> **What to work on**:
A faithful copy of every entry, with the pictures removed, is what is needed here.

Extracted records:
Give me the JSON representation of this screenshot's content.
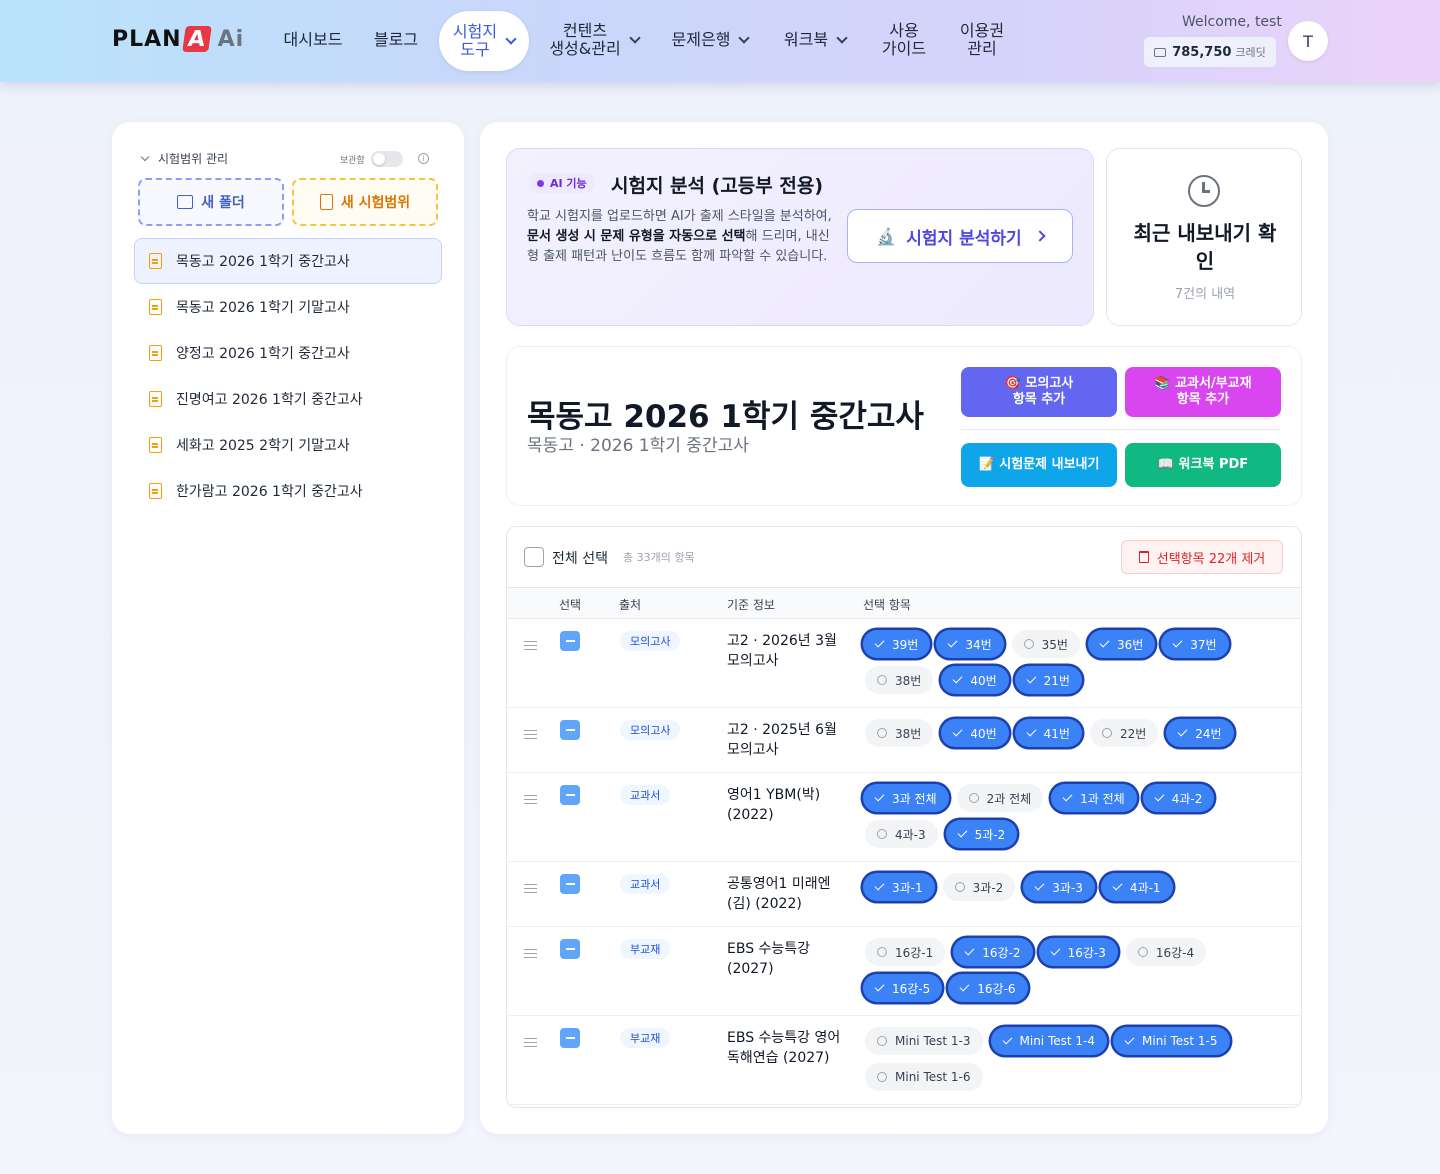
{
  "header": {
    "logo": {
      "plan": "PLAN",
      "a": "A",
      "ai": "Ai"
    },
    "nav": [
      {
        "label": "대시보드"
      },
      {
        "label": "블로그"
      },
      {
        "label_line1": "시험지",
        "label_line2": "도구",
        "active": true
      },
      {
        "label_line1": "컨텐츠",
        "label_line2": "생성&관리"
      },
      {
        "label": "문제은행"
      },
      {
        "label": "워크북"
      },
      {
        "label_line1": "사용",
        "label_line2": "가이드"
      },
      {
        "label_line1": "이용권",
        "label_line2": "관리"
      }
    ],
    "welcome": "Welcome, test",
    "credits": "785,750",
    "credits_unit": "크레딧",
    "avatar_initial": "T"
  },
  "sidebar": {
    "section_title": "시험범위 관리",
    "archive_label": "보관함",
    "new_folder": "새 폴더",
    "new_range": "새 시험범위",
    "documents": [
      {
        "label": "목동고 2026 1학기 중간고사",
        "active": true
      },
      {
        "label": "목동고 2026 1학기 기말고사"
      },
      {
        "label": "양정고 2026 1학기 중간고사"
      },
      {
        "label": "진명여고 2026 1학기 중간고사"
      },
      {
        "label": "세화고 2025 2학기 기말고사"
      },
      {
        "label": "한가람고 2026 1학기 중간고사"
      }
    ]
  },
  "ai_card": {
    "badge": "AI 기능",
    "title": "시험지 분석 (고등부 전용)",
    "desc_1": "학교 시험지를 업로드하면 AI가 출제 스타일을 분석하여,",
    "desc_bold": "문서 생성 시 문제 유형을 자동으로 선택",
    "desc_2": "해 드리며, 내신형 출제 패턴과 난이도 흐름도 함께 파악할 수 있습니다.",
    "button": "시험지 분석하기"
  },
  "recent": {
    "title": "최근 내보내기 확인",
    "count": "7건의 내역"
  },
  "exam": {
    "title": "목동고 2026 1학기 중간고사",
    "subtitle": "목동고 · 2026 1학기 중간고사",
    "btn_mock_1": "🎯 모의고사",
    "btn_mock_2": "항목 추가",
    "btn_text_1": "📚 교과서/부교재",
    "btn_text_2": "항목 추가",
    "btn_export": "📝 시험문제 내보내기",
    "btn_workbook": "📖 워크북 PDF"
  },
  "table": {
    "select_all": "전체 선택",
    "total": "총 33개의 항목",
    "delete_selected": "선택항목 22개 제거",
    "headers": {
      "select": "선택",
      "source": "출처",
      "basis": "기준 정보",
      "items": "선택 항목"
    },
    "rows": [
      {
        "source": "모의고사",
        "basis": "고2 · 2026년 3월 모의고사",
        "chips": [
          {
            "label": "39번",
            "on": true
          },
          {
            "label": "34번",
            "on": true
          },
          {
            "label": "35번",
            "on": false
          },
          {
            "label": "36번",
            "on": true
          },
          {
            "label": "37번",
            "on": true
          },
          {
            "label": "38번",
            "on": false
          },
          {
            "label": "40번",
            "on": true
          },
          {
            "label": "21번",
            "on": true
          }
        ]
      },
      {
        "source": "모의고사",
        "basis": "고2 · 2025년 6월 모의고사",
        "chips": [
          {
            "label": "38번",
            "on": false
          },
          {
            "label": "40번",
            "on": true
          },
          {
            "label": "41번",
            "on": true
          },
          {
            "label": "22번",
            "on": false
          },
          {
            "label": "24번",
            "on": true
          }
        ]
      },
      {
        "source": "교과서",
        "basis": "영어1 YBM(박) (2022)",
        "chips": [
          {
            "label": "3과 전체",
            "on": true
          },
          {
            "label": "2과 전체",
            "on": false
          },
          {
            "label": "1과 전체",
            "on": true
          },
          {
            "label": "4과-2",
            "on": true
          },
          {
            "label": "4과-3",
            "on": false
          },
          {
            "label": "5과-2",
            "on": true
          }
        ]
      },
      {
        "source": "교과서",
        "basis": "공통영어1 미래엔 (김) (2022)",
        "chips": [
          {
            "label": "3과-1",
            "on": true
          },
          {
            "label": "3과-2",
            "on": false
          },
          {
            "label": "3과-3",
            "on": true
          },
          {
            "label": "4과-1",
            "on": true
          }
        ]
      },
      {
        "source": "부교재",
        "basis": "EBS 수능특강 (2027)",
        "chips": [
          {
            "label": "16강-1",
            "on": false
          },
          {
            "label": "16강-2",
            "on": true
          },
          {
            "label": "16강-3",
            "on": true
          },
          {
            "label": "16강-4",
            "on": false
          },
          {
            "label": "16강-5",
            "on": true
          },
          {
            "label": "16강-6",
            "on": true
          }
        ]
      },
      {
        "source": "부교재",
        "basis": "EBS 수능특강 영어 독해연습 (2027)",
        "chips": [
          {
            "label": "Mini Test 1-3",
            "on": false
          },
          {
            "label": "Mini Test 1-4",
            "on": true
          },
          {
            "label": "Mini Test 1-5",
            "on": true
          },
          {
            "label": "Mini Test 1-6",
            "on": false
          }
        ]
      }
    ]
  }
}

> **Solution to this task**:
Give me the JSON representation of this screenshot's content.
{
  "header": {
    "logo": {
      "plan": "PLAN",
      "a": "A",
      "ai": "Ai"
    },
    "nav": [
      {
        "label": "대시보드"
      },
      {
        "label": "블로그"
      },
      {
        "label_line1": "시험지",
        "label_line2": "도구",
        "active": true
      },
      {
        "label_line1": "컨텐츠",
        "label_line2": "생성&관리"
      },
      {
        "label": "문제은행"
      },
      {
        "label": "워크북"
      },
      {
        "label_line1": "사용",
        "label_line2": "가이드"
      },
      {
        "label_line1": "이용권",
        "label_line2": "관리"
      }
    ],
    "welcome": "Welcome, test",
    "credits": "785,750",
    "credits_unit": "크레딧",
    "avatar_initial": "T"
  },
  "sidebar": {
    "section_title": "시험범위 관리",
    "archive_label": "보관함",
    "new_folder": "새 폴더",
    "new_range": "새 시험범위",
    "documents": [
      {
        "label": "목동고 2026 1학기 중간고사",
        "active": true
      },
      {
        "label": "목동고 2026 1학기 기말고사"
      },
      {
        "label": "양정고 2026 1학기 중간고사"
      },
      {
        "label": "진명여고 2026 1학기 중간고사"
      },
      {
        "label": "세화고 2025 2학기 기말고사"
      },
      {
        "label": "한가람고 2026 1학기 중간고사"
      }
    ]
  },
  "ai_card": {
    "badge": "AI 기능",
    "title": "시험지 분석 (고등부 전용)",
    "desc_1": "학교 시험지를 업로드하면 AI가 출제 스타일을 분석하여,",
    "desc_bold": "문서 생성 시 문제 유형을 자동으로 선택",
    "desc_2": "해 드리며, 내신형 출제 패턴과 난이도 흐름도 함께 파악할 수 있습니다.",
    "button": "시험지 분석하기"
  },
  "recent": {
    "title": "최근 내보내기 확인",
    "count": "7건의 내역"
  },
  "exam": {
    "title": "목동고 2026 1학기 중간고사",
    "subtitle": "목동고 · 2026 1학기 중간고사",
    "btn_mock_1": "🎯 모의고사",
    "btn_mock_2": "항목 추가",
    "btn_text_1": "📚 교과서/부교재",
    "btn_text_2": "항목 추가",
    "btn_export": "📝 시험문제 내보내기",
    "btn_workbook": "📖 워크북 PDF"
  },
  "table": {
    "select_all": "전체 선택",
    "total": "총 33개의 항목",
    "delete_selected": "선택항목 22개 제거",
    "headers": {
      "select": "선택",
      "source": "출처",
      "basis": "기준 정보",
      "items": "선택 항목"
    },
    "rows": [
      {
        "source": "모의고사",
        "basis": "고2 · 2026년 3월 모의고사",
        "chips": [
          {
            "label": "39번",
            "on": true
          },
          {
            "label": "34번",
            "on": true
          },
          {
            "label": "35번",
            "on": false
          },
          {
            "label": "36번",
            "on": true
          },
          {
            "label": "37번",
            "on": true
          },
          {
            "label": "38번",
            "on": false
          },
          {
            "label": "40번",
            "on": true
          },
          {
            "label": "21번",
            "on": true
          }
        ]
      },
      {
        "source": "모의고사",
        "basis": "고2 · 2025년 6월 모의고사",
        "chips": [
          {
            "label": "38번",
            "on": false
          },
          {
            "label": "40번",
            "on": true
          },
          {
            "label": "41번",
            "on": true
          },
          {
            "label": "22번",
            "on": false
          },
          {
            "label": "24번",
            "on": true
          }
        ]
      },
      {
        "source": "교과서",
        "basis": "영어1 YBM(박) (2022)",
        "chips": [
          {
            "label": "3과 전체",
            "on": true
          },
          {
            "label": "2과 전체",
            "on": false
          },
          {
            "label": "1과 전체",
            "on": true
          },
          {
            "label": "4과-2",
            "on": true
          },
          {
            "label": "4과-3",
            "on": false
          },
          {
            "label": "5과-2",
            "on": true
          }
        ]
      },
      {
        "source": "교과서",
        "basis": "공통영어1 미래엔 (김) (2022)",
        "chips": [
          {
            "label": "3과-1",
            "on": true
          },
          {
            "label": "3과-2",
            "on": false
          },
          {
            "label": "3과-3",
            "on": true
          },
          {
            "label": "4과-1",
            "on": true
          }
        ]
      },
      {
        "source": "부교재",
        "basis": "EBS 수능특강 (2027)",
        "chips": [
          {
            "label": "16강-1",
            "on": false
          },
          {
            "label": "16강-2",
            "on": true
          },
          {
            "label": "16강-3",
            "on": true
          },
          {
            "label": "16강-4",
            "on": false
          },
          {
            "label": "16강-5",
            "on": true
          },
          {
            "label": "16강-6",
            "on": true
          }
        ]
      },
      {
        "source": "부교재",
        "basis": "EBS 수능특강 영어 독해연습 (2027)",
        "chips": [
          {
            "label": "Mini Test 1-3",
            "on": false
          },
          {
            "label": "Mini Test 1-4",
            "on": true
          },
          {
            "label": "Mini Test 1-5",
            "on": true
          },
          {
            "label": "Mini Test 1-6",
            "on": false
          }
        ]
      }
    ]
  }
}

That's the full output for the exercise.